Japan will reopen to international tourists for the first time in more than two years on June 10.
Travellers keen to visit the land of the rising sun will be able to do so again but only if visiting on organised package tours and accompanied by tour guides.
The news was announced by Prime Minister Fumio Kishida in Tokyo on Thursday.
With some of the world’s strictest Covid-19 measures, Japan has been sealed off to much of the world since the onset of the pandemic.
“We will resume accepting tourists on package tours with guides from the 10th of next month,” Kishida said in Tokyo.
“Step by step we will aim to accept (tourists) as we did in normal times, taking into consideration the status of infections.”
He also announced that International flights will be allowed to resume to Hokkaido and Okinawa from the end of June, reported local news outlet NHK.
Border entry measures mean that only 10,000 overseas visitors can fly to the East Asian destination each day, currently only applicable to business and student travellers and those participating in organised government tours.

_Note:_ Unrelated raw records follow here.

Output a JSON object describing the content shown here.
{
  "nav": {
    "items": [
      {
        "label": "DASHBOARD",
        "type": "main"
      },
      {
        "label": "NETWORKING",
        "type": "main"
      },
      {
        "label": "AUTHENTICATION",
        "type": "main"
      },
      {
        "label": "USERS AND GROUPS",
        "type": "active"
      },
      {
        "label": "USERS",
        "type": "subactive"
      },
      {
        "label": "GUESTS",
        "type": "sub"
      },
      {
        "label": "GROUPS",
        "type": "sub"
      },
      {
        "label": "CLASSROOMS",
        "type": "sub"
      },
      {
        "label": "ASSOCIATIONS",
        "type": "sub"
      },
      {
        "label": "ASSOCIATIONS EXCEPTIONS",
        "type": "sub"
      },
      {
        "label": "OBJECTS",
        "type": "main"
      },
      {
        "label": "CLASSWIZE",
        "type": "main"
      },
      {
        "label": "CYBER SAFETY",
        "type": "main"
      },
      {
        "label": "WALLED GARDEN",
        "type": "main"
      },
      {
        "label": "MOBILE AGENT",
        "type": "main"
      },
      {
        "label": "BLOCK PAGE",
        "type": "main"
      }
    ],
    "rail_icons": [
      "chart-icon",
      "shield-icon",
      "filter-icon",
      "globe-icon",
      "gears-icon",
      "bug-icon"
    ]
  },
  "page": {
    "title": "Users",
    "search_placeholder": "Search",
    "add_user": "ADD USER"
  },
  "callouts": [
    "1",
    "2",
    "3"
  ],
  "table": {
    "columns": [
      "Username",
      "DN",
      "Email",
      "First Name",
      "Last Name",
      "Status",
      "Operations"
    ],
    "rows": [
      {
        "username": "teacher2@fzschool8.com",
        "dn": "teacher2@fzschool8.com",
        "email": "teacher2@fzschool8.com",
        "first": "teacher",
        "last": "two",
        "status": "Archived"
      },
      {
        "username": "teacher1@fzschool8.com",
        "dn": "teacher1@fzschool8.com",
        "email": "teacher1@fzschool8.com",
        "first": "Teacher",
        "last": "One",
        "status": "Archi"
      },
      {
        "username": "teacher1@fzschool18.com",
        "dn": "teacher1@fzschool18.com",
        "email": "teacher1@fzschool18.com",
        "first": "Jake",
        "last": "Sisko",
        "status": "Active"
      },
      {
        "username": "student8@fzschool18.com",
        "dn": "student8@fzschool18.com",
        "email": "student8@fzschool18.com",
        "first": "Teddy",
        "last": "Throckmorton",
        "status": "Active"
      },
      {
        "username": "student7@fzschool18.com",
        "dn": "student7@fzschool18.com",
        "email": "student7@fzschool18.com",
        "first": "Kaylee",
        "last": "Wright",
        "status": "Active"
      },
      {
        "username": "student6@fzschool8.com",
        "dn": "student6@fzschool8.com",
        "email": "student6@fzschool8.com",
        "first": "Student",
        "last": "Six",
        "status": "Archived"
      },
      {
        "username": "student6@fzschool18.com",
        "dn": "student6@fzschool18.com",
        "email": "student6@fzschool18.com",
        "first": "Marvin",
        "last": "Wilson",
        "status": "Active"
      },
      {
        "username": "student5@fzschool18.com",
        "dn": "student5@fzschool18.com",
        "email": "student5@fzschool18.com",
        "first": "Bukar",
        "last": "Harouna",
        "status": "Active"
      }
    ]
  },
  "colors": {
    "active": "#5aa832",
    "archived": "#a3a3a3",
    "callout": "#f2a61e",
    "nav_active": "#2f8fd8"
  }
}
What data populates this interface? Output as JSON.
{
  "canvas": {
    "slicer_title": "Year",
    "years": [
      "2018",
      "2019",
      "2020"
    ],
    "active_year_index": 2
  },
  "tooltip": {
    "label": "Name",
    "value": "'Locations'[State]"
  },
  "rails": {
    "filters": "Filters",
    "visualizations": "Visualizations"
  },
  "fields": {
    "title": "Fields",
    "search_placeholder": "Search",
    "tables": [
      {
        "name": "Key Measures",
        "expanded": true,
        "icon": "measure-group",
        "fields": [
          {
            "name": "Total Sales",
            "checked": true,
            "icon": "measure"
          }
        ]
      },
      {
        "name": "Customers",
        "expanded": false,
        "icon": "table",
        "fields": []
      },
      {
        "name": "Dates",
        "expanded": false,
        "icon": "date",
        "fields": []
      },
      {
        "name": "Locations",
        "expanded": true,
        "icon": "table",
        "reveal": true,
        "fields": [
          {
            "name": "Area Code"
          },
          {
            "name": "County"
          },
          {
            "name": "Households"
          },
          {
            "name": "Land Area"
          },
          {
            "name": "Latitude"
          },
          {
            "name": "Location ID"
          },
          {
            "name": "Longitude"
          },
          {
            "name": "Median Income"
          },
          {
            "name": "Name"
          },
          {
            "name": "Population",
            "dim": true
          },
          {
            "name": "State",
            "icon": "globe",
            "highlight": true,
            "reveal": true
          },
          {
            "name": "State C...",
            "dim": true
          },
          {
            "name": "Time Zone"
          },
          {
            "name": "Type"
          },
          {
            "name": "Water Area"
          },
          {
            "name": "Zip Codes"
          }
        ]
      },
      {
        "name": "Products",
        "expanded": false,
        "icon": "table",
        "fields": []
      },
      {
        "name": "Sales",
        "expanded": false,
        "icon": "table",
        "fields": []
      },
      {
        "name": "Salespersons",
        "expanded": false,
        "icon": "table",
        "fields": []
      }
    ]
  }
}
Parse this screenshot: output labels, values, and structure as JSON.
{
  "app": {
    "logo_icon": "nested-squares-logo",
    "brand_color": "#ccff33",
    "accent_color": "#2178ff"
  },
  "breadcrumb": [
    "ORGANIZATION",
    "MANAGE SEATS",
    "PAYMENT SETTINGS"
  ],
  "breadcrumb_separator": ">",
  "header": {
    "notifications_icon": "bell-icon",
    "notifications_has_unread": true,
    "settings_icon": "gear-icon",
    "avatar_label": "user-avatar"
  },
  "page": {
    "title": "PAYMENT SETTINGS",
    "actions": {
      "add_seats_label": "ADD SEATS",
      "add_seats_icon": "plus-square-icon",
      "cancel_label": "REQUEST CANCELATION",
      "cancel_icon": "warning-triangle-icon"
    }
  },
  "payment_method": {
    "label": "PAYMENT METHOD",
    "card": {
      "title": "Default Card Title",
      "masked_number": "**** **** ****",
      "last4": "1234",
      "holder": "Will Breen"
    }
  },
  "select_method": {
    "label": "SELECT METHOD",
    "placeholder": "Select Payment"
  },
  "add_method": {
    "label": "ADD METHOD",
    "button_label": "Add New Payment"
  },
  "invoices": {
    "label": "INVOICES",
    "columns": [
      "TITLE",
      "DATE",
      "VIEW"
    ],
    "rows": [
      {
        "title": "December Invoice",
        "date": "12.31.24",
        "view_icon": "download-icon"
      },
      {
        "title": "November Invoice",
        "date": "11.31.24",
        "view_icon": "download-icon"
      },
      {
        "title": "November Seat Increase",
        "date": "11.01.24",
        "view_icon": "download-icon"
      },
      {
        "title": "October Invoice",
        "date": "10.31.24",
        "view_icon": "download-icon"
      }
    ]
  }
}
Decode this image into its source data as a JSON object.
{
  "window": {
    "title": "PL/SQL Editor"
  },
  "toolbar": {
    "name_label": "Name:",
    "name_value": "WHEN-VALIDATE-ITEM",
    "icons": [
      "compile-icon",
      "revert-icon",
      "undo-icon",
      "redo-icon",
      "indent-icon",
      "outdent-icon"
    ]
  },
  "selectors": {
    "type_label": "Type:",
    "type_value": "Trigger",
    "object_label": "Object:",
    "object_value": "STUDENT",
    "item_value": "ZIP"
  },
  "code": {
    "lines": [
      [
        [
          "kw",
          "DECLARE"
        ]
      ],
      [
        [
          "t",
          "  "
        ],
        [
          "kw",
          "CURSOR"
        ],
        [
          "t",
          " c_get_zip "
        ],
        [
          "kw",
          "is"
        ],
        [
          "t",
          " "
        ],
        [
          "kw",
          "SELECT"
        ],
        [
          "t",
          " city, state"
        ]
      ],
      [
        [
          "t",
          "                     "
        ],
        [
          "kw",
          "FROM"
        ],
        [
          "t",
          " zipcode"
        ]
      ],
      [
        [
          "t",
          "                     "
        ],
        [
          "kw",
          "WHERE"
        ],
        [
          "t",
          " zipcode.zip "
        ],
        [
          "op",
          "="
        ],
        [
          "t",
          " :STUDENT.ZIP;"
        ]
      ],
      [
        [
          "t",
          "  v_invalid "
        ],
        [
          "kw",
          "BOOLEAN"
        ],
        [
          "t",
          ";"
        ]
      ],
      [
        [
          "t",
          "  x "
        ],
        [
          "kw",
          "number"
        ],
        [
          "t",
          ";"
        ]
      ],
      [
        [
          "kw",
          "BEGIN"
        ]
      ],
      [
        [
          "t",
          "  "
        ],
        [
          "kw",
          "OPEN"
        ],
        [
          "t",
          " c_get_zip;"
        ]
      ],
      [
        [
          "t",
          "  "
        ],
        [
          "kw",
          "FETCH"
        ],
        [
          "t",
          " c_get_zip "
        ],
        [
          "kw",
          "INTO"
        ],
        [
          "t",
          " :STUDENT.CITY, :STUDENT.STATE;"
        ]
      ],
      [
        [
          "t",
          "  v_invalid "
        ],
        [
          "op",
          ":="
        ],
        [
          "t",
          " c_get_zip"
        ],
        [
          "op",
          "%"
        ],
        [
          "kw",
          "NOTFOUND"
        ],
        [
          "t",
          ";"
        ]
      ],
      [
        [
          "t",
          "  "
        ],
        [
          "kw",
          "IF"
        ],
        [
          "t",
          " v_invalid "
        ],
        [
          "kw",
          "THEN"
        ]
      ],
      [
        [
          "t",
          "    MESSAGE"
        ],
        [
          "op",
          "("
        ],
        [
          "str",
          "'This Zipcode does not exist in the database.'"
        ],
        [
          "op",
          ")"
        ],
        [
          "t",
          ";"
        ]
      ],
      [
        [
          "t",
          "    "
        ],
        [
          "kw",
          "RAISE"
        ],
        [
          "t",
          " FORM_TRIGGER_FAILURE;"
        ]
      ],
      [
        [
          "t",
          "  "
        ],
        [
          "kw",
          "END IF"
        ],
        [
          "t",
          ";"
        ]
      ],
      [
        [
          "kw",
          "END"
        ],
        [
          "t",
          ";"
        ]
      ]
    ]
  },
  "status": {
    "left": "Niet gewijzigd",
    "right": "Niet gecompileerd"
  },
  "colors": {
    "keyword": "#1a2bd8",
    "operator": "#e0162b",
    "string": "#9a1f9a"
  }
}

This visitor cap will increase to 20,000 from June 1, and the country will being accepting foreign tourists within the new quota nine days later.
International visitors will need to be fully vaccinated to visit, including having had a booster dose of a recognised Covid-19 vaccine to travel to Japan.
First international test tourists land in Japan
The first groups of tourists arrived in the country earlier this week as part of the government's small-scale test tours planned as part of a gradual reopening.
Seven US tourists, six from Hawaii and another from Los Angeles, are some of the very first international tourists to arrive in Japan since before the Covid-19 pandemic.
The visit is designed to allow the government to assess health and safety protocols for travellers ahead of the wider reopening. Only travellers from the US, Australia, Thailand and Singapore are eligible to visit on these test tours which take in about 12 of Japan's prefectures.
Once a bright spot for Japan, the tourism industry has plummeted thanks to the country's strict border measures with only 250,000 foreign visitors in 2021 compared to nearly 32 million in 2019.
Japanese authorities have ambitious plans to attract up to 60 million annual foreign tourists by 2030.